**What you should do:** Starting with the first line and ending with the last, copy the entries word for word.

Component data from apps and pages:
************

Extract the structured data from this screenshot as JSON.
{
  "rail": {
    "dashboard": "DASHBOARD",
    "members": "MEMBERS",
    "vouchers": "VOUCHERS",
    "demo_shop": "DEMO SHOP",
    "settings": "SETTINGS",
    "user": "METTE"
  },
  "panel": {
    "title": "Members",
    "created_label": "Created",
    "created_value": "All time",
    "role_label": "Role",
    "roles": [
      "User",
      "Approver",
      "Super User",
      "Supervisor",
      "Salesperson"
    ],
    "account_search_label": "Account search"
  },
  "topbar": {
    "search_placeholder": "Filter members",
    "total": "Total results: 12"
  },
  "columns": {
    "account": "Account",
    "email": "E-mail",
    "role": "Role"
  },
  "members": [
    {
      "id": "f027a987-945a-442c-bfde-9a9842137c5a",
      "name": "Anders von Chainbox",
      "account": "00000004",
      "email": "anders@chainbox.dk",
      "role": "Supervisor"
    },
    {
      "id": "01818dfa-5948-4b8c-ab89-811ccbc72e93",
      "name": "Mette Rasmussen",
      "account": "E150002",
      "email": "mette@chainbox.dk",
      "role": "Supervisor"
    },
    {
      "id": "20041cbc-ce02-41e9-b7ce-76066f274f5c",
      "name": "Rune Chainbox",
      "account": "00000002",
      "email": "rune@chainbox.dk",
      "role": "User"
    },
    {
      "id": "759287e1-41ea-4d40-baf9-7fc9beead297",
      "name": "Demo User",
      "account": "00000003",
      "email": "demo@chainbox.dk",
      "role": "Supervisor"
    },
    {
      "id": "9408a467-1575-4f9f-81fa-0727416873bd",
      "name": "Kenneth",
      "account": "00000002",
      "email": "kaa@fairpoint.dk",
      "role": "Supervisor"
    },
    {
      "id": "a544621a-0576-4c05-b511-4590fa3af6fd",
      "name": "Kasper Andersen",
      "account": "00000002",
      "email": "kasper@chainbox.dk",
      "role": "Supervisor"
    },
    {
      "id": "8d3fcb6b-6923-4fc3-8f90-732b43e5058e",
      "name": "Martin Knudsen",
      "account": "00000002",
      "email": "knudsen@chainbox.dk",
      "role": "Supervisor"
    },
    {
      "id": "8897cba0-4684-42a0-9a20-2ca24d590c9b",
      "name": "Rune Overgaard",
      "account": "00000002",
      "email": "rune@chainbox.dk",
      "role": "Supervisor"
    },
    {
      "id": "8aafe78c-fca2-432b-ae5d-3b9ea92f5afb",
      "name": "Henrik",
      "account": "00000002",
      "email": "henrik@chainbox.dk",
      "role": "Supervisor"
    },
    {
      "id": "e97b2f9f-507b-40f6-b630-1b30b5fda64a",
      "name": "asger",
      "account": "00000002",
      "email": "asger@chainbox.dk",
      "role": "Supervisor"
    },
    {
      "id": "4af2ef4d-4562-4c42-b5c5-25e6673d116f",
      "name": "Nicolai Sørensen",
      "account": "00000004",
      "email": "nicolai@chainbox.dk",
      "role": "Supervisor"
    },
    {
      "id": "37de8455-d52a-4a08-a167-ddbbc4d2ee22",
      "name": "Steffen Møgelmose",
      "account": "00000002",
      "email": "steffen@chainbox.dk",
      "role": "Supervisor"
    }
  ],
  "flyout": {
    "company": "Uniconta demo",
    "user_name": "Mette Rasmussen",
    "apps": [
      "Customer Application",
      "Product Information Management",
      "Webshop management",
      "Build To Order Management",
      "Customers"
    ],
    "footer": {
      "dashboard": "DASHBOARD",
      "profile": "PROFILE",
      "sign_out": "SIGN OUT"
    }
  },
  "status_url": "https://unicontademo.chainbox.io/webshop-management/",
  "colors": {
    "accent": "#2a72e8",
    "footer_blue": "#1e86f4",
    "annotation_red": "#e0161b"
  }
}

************

**Response below:**
Extract the structured data from this screenshot as JSON.
{
  "rail": {
    "dashboard": "DASHBOARD",
    "members": "MEMBERS",
    "vouchers": "VOUCHERS",
    "demo_shop": "DEMO SHOP",
    "settings": "SETTINGS",
    "user": "METTE"
  },
  "panel": {
    "title": "Members",
    "created_label": "Created",
    "created_value": "All time",
    "role_label": "Role",
    "roles": [
      "User",
      "Approver",
      "Super User",
      "Supervisor",
      "Salesperson"
    ],
    "account_search_label": "Account search"
  },
  "topbar": {
    "search_placeholder": "Filter members",
    "total": "Total results: 12"
  },
  "columns": {
    "account": "Account",
    "email": "E-mail",
    "role": "Role"
  },
  "members": [
    {
      "id": "f027a987-945a-442c-bfde-9a9842137c5a",
      "name": "Anders von Chainbox",
      "account": "00000004",
      "email": "anders@chainbox.dk",
      "role": "Supervisor"
    },
    {
      "id": "01818dfa-5948-4b8c-ab89-811ccbc72e93",
      "name": "Mette Rasmussen",
      "account": "E150002",
      "email": "mette@chainbox.dk",
      "role": "Supervisor"
    },
    {
      "id": "20041cbc-ce02-41e9-b7ce-76066f274f5c",
      "name": "Rune Chainbox",
      "account": "00000002",
      "email": "rune@chainbox.dk",
      "role": "User"
    },
    {
      "id": "759287e1-41ea-4d40-baf9-7fc9beead297",
      "name": "Demo User",
      "account": "00000003",
      "email": "demo@chainbox.dk",
      "role": "Supervisor"
    },
    {
      "id": "9408a467-1575-4f9f-81fa-0727416873bd",
      "name": "Kenneth",
      "account": "00000002",
      "email": "kaa@fairpoint.dk",
      "role": "Supervisor"
    },
    {
      "id": "a544621a-0576-4c05-b511-4590fa3af6fd",
      "name": "Kasper Andersen",
      "account": "00000002",
      "email": "kasper@chainbox.dk",
      "role": "Supervisor"
    },
    {
      "id": "8d3fcb6b-6923-4fc3-8f90-732b43e5058e",
      "name": "Martin Knudsen",
      "account": "00000002",
      "email": "knudsen@chainbox.dk",
      "role": "Supervisor"
    },
    {
      "id": "8897cba0-4684-42a0-9a20-2ca24d590c9b",
      "name": "Rune Overgaard",
      "account": "00000002",
      "email": "rune@chainbox.dk",
      "role": "Supervisor"
    },
    {
      "id": "8aafe78c-fca2-432b-ae5d-3b9ea92f5afb",
      "name": "Henrik",
      "account": "00000002",
      "email": "henrik@chainbox.dk",
      "role": "Supervisor"
    },
    {
      "id": "e97b2f9f-507b-40f6-b630-1b30b5fda64a",
      "name": "asger",
      "account": "00000002",
      "email": "asger@chainbox.dk",
      "role": "Supervisor"
    },
    {
      "id": "4af2ef4d-4562-4c42-b5c5-25e6673d116f",
      "name": "Nicolai Sørensen",
      "account": "00000004",
      "email": "nicolai@chainbox.dk",
      "role": "Supervisor"
    },
    {
      "id": "37de8455-d52a-4a08-a167-ddbbc4d2ee22",
      "name": "Steffen Møgelmose",
      "account": "00000002",
      "email": "steffen@chainbox.dk",
      "role": "Supervisor"
    }
  ],
  "flyout": {
    "company": "Uniconta demo",
    "user_name": "Mette Rasmussen",
    "apps": [
      "Customer Application",
      "Product Information Management",
      "Webshop management",
      "Build To Order Management",
      "Customers"
    ],
    "footer": {
      "dashboard": "DASHBOARD",
      "profile": "PROFILE",
      "sign_out": "SIGN OUT"
    }
  },
  "status_url": "https://unicontademo.chainbox.io/webshop-management/",
  "colors": {
    "accent": "#2a72e8",
    "footer_blue": "#1e86f4",
    "annotation_red": "#e0161b"
  }
}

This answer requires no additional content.